Think of it like shopping around a few used car dealerships trying to find the best price. If the standard price for a certain model is $5,000 but you suddenly find one dealer who will sell you that model for $500, it’s cause for suspicion.
➢ If it sounds too good to be true, it probably is – This saying can be applied to lots of things but it is especially true here. If you’re desperate for cash and get approached by a lender who an amazing deal, it’s probably too good to be true.
➢ Be aware when people approach you with a deal – There is another saying that goes “everyone is selling something”. If someone approaches you with an amazing deal for you you should ask yourself what they’re selling you and how they will profit from the deal. If they had nothing to gain then what would inspire a total stranger to approach you and offer you a deal?
➢ Recognize high-pressure sales tactics –
○ Forcing you to sign something on the spot.
○ Threatening to rescind an offer if you leave.
○ Saying a deal is only available that day/week.
○ Discouraging you from talking to other businesses.
These are all signs of high-pressure sales tactics. The goal is to get you into the room and sign you on the spot. If you start to feel the pressure to make a commitment on the spot then that’s a sign that you should probably leave. If you start to leave and they panic and start talking faster then you know you’ve made the right decision.
This one can be hard to overcome because salespeople are naturally good talkers. They can address all your concerns and make you feel as though you’re stupid for not signing. However, a truly professional salesperson won’t pressure you to sign on the spot. If they’re really working in your best interests and following all the rules then they should have no problem with you leaving and doing your due diligence.

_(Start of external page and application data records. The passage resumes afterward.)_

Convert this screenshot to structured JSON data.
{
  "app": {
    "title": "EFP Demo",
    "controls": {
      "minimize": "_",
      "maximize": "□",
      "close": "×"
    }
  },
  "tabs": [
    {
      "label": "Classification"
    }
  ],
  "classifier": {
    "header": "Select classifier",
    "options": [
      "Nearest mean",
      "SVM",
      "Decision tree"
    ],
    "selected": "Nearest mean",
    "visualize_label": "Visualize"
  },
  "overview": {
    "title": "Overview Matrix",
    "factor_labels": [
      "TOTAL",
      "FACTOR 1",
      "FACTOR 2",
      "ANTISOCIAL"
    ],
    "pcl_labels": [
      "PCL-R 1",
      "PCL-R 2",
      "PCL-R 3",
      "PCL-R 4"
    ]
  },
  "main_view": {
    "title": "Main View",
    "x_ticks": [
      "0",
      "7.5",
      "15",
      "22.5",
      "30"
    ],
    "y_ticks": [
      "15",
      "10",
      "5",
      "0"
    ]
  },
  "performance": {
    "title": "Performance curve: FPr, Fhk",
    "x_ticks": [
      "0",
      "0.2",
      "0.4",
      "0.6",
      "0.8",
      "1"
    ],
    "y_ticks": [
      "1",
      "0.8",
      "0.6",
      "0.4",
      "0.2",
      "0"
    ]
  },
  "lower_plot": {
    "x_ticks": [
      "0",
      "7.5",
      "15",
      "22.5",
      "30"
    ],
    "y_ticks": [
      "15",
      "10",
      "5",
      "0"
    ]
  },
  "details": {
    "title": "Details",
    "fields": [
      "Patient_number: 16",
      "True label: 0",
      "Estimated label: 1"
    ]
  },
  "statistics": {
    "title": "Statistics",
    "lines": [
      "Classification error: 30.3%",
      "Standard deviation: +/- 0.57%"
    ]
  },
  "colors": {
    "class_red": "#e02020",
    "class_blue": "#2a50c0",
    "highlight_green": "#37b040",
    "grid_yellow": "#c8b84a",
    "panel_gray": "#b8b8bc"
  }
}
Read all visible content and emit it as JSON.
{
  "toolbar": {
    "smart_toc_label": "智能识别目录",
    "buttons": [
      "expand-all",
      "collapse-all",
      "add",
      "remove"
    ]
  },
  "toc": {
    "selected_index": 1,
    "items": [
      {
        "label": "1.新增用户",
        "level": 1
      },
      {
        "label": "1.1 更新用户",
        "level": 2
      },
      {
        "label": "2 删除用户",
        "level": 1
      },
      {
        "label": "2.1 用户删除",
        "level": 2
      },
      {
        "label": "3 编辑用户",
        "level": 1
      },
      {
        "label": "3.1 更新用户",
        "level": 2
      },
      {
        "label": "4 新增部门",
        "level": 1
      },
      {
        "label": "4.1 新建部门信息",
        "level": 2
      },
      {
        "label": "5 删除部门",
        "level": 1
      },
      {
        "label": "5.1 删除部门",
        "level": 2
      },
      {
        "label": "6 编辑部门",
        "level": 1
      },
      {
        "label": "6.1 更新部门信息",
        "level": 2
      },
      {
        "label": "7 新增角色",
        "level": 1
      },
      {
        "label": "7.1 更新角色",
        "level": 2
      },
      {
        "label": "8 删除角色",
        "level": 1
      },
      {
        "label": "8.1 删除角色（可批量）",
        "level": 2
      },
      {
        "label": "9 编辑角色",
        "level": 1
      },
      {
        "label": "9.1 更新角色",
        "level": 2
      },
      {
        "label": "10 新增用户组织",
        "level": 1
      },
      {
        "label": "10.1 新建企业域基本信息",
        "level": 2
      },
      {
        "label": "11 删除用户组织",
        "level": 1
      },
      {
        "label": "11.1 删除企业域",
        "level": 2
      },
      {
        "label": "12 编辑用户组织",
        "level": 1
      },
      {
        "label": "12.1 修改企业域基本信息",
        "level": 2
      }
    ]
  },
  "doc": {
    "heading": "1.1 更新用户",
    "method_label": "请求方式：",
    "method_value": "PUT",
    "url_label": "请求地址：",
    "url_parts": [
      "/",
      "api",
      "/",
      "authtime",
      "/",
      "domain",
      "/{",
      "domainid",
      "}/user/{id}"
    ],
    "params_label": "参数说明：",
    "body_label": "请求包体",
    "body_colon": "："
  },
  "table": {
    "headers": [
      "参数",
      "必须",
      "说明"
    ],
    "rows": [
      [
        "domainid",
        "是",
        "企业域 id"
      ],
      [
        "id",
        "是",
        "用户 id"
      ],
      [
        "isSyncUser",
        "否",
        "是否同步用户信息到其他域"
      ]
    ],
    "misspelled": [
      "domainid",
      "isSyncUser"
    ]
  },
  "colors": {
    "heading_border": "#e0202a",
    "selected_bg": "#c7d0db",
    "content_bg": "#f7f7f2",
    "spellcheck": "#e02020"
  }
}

These are just a few ways that you can avoid predatory lenders. We hope that you’ve found this article valuable and it helps you in the future. Remember, as long as you understand how anglerfish catch their prey you’ll be smart enough to stay away from any bobbing lights in the distance! If you’re interested in reading more, please subscribe below to get alerted of new articles as we write them. You can also explore some of our other articles at LoanSharks.com.